Dataset rows for apps and sites:
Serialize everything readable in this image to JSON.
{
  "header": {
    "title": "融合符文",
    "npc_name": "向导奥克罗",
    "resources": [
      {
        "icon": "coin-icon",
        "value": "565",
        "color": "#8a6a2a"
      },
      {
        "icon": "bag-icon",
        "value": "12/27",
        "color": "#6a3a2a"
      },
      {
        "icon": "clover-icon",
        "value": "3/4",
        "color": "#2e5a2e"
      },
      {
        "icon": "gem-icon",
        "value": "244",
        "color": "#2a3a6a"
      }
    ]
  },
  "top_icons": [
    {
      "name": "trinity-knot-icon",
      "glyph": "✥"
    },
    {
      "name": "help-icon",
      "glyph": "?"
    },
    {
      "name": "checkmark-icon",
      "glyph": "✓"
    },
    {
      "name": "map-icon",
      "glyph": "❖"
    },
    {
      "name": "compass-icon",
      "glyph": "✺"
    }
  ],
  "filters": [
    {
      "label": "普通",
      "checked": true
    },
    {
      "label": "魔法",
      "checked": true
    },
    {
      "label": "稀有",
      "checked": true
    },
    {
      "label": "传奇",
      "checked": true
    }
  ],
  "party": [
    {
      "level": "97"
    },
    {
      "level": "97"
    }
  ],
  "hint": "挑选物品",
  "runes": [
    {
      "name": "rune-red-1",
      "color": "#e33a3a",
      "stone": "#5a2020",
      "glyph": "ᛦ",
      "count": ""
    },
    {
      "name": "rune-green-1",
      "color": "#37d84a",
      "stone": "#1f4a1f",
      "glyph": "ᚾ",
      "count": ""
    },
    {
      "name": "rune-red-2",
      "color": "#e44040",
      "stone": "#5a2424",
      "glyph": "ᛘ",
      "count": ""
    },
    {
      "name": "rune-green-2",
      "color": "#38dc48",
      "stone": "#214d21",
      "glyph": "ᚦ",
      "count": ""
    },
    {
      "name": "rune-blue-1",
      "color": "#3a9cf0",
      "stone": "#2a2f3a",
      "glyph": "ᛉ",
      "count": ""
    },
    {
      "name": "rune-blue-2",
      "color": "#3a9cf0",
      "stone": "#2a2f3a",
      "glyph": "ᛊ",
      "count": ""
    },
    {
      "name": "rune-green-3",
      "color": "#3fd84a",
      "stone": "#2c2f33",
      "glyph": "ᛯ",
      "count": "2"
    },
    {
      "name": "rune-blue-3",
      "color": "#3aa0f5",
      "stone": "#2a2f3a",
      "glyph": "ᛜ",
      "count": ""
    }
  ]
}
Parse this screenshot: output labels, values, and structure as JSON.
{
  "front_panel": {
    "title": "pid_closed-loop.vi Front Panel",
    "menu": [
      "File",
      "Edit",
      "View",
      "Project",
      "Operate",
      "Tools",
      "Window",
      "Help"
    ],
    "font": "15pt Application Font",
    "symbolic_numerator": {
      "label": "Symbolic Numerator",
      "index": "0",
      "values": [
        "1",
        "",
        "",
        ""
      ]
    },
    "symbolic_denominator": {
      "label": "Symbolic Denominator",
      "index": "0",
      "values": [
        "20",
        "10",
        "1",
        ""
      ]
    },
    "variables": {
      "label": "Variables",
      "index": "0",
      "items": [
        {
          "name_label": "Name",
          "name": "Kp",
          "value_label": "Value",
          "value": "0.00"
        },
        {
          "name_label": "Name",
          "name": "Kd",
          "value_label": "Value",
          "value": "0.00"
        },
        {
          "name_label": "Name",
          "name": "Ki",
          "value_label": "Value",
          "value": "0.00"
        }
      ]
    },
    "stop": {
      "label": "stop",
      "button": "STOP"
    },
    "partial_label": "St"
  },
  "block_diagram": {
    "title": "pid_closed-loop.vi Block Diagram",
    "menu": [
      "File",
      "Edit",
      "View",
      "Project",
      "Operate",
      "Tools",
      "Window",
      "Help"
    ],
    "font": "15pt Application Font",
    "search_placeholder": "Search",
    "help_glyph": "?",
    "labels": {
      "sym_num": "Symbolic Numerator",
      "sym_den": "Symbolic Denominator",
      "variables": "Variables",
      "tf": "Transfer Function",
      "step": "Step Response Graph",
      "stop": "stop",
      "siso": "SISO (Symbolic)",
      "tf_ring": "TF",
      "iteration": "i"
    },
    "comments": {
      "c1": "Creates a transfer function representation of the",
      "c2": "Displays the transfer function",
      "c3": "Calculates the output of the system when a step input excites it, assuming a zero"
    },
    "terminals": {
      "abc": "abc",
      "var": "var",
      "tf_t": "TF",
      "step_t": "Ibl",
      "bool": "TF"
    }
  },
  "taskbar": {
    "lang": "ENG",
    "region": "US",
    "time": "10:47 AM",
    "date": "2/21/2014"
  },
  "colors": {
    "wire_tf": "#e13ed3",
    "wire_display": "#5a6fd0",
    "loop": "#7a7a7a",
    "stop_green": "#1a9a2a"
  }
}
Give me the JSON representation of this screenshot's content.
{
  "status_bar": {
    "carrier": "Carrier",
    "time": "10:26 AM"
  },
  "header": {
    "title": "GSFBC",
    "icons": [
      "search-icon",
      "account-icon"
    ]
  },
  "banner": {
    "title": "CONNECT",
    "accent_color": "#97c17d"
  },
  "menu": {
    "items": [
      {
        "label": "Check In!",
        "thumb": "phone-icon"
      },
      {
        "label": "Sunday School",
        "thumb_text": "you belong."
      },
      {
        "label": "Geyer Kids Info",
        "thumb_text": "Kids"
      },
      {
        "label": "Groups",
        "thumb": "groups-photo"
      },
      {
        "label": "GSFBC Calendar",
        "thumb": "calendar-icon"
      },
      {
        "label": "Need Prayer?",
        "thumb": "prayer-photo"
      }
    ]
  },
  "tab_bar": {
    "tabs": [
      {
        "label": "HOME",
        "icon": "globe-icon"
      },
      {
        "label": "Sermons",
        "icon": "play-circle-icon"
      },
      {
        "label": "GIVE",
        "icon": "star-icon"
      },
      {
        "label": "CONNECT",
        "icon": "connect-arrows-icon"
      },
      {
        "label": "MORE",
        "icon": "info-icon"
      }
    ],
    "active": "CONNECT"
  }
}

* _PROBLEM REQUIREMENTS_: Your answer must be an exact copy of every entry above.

* _EXERCISE ANSWER_:
Serialize everything readable in this image to JSON.
{
  "header": {
    "title": "融合符文",
    "npc_name": "向导奥克罗",
    "resources": [
      {
        "icon": "coin-icon",
        "value": "565",
        "color": "#8a6a2a"
      },
      {
        "icon": "bag-icon",
        "value": "12/27",
        "color": "#6a3a2a"
      },
      {
        "icon": "clover-icon",
        "value": "3/4",
        "color": "#2e5a2e"
      },
      {
        "icon": "gem-icon",
        "value": "244",
        "color": "#2a3a6a"
      }
    ]
  },
  "top_icons": [
    {
      "name": "trinity-knot-icon",
      "glyph": "✥"
    },
    {
      "name": "help-icon",
      "glyph": "?"
    },
    {
      "name": "checkmark-icon",
      "glyph": "✓"
    },
    {
      "name": "map-icon",
      "glyph": "❖"
    },
    {
      "name": "compass-icon",
      "glyph": "✺"
    }
  ],
  "filters": [
    {
      "label": "普通",
      "checked": true
    },
    {
      "label": "魔法",
      "checked": true
    },
    {
      "label": "稀有",
      "checked": true
    },
    {
      "label": "传奇",
      "checked": true
    }
  ],
  "party": [
    {
      "level": "97"
    },
    {
      "level": "97"
    }
  ],
  "hint": "挑选物品",
  "runes": [
    {
      "name": "rune-red-1",
      "color": "#e33a3a",
      "stone": "#5a2020",
      "glyph": "ᛦ",
      "count": ""
    },
    {
      "name": "rune-green-1",
      "color": "#37d84a",
      "stone": "#1f4a1f",
      "glyph": "ᚾ",
      "count": ""
    },
    {
      "name": "rune-red-2",
      "color": "#e44040",
      "stone": "#5a2424",
      "glyph": "ᛘ",
      "count": ""
    },
    {
      "name": "rune-green-2",
      "color": "#38dc48",
      "stone": "#214d21",
      "glyph": "ᚦ",
      "count": ""
    },
    {
      "name": "rune-blue-1",
      "color": "#3a9cf0",
      "stone": "#2a2f3a",
      "glyph": "ᛉ",
      "count": ""
    },
    {
      "name": "rune-blue-2",
      "color": "#3a9cf0",
      "stone": "#2a2f3a",
      "glyph": "ᛊ",
      "count": ""
    },
    {
      "name": "rune-green-3",
      "color": "#3fd84a",
      "stone": "#2c2f33",
      "glyph": "ᛯ",
      "count": "2"
    },
    {
      "name": "rune-blue-3",
      "color": "#3aa0f5",
      "stone": "#2a2f3a",
      "glyph": "ᛜ",
      "count": ""
    }
  ]
}
Parse this screenshot: output labels, values, and structure as JSON.
{
  "front_panel": {
    "title": "pid_closed-loop.vi Front Panel",
    "menu": [
      "File",
      "Edit",
      "View",
      "Project",
      "Operate",
      "Tools",
      "Window",
      "Help"
    ],
    "font": "15pt Application Font",
    "symbolic_numerator": {
      "label": "Symbolic Numerator",
      "index": "0",
      "values": [
        "1",
        "",
        "",
        ""
      ]
    },
    "symbolic_denominator": {
      "label": "Symbolic Denominator",
      "index": "0",
      "values": [
        "20",
        "10",
        "1",
        ""
      ]
    },
    "variables": {
      "label": "Variables",
      "index": "0",
      "items": [
        {
          "name_label": "Name",
          "name": "Kp",
          "value_label": "Value",
          "value": "0.00"
        },
        {
          "name_label": "Name",
          "name": "Kd",
          "value_label": "Value",
          "value": "0.00"
        },
        {
          "name_label": "Name",
          "name": "Ki",
          "value_label": "Value",
          "value": "0.00"
        }
      ]
    },
    "stop": {
      "label": "stop",
      "button": "STOP"
    },
    "partial_label": "St"
  },
  "block_diagram": {
    "title": "pid_closed-loop.vi Block Diagram",
    "menu": [
      "File",
      "Edit",
      "View",
      "Project",
      "Operate",
      "Tools",
      "Window",
      "Help"
    ],
    "font": "15pt Application Font",
    "search_placeholder": "Search",
    "help_glyph": "?",
    "labels": {
      "sym_num": "Symbolic Numerator",
      "sym_den": "Symbolic Denominator",
      "variables": "Variables",
      "tf": "Transfer Function",
      "step": "Step Response Graph",
      "stop": "stop",
      "siso": "SISO (Symbolic)",
      "tf_ring": "TF",
      "iteration": "i"
    },
    "comments": {
      "c1": "Creates a transfer function representation of the",
      "c2": "Displays the transfer function",
      "c3": "Calculates the output of the system when a step input excites it, assuming a zero"
    },
    "terminals": {
      "abc": "abc",
      "var": "var",
      "tf_t": "TF",
      "step_t": "Ibl",
      "bool": "TF"
    }
  },
  "taskbar": {
    "lang": "ENG",
    "region": "US",
    "time": "10:47 AM",
    "date": "2/21/2014"
  },
  "colors": {
    "wire_tf": "#e13ed3",
    "wire_display": "#5a6fd0",
    "loop": "#7a7a7a",
    "stop_green": "#1a9a2a"
  }
}
Give me the JSON representation of this screenshot's content.
{
  "status_bar": {
    "carrier": "Carrier",
    "time": "10:26 AM"
  },
  "header": {
    "title": "GSFBC",
    "icons": [
      "search-icon",
      "account-icon"
    ]
  },
  "banner": {
    "title": "CONNECT",
    "accent_color": "#97c17d"
  },
  "menu": {
    "items": [
      {
        "label": "Check In!",
        "thumb": "phone-icon"
      },
      {
        "label": "Sunday School",
        "thumb_text": "you belong."
      },
      {
        "label": "Geyer Kids Info",
        "thumb_text": "Kids"
      },
      {
        "label": "Groups",
        "thumb": "groups-photo"
      },
      {
        "label": "GSFBC Calendar",
        "thumb": "calendar-icon"
      },
      {
        "label": "Need Prayer?",
        "thumb": "prayer-photo"
      }
    ]
  },
  "tab_bar": {
    "tabs": [
      {
        "label": "HOME",
        "icon": "globe-icon"
      },
      {
        "label": "Sermons",
        "icon": "play-circle-icon"
      },
      {
        "label": "GIVE",
        "icon": "star-icon"
      },
      {
        "label": "CONNECT",
        "icon": "connect-arrows-icon"
      },
      {
        "label": "MORE",
        "icon": "info-icon"
      }
    ],
    "active": "CONNECT"
  }
}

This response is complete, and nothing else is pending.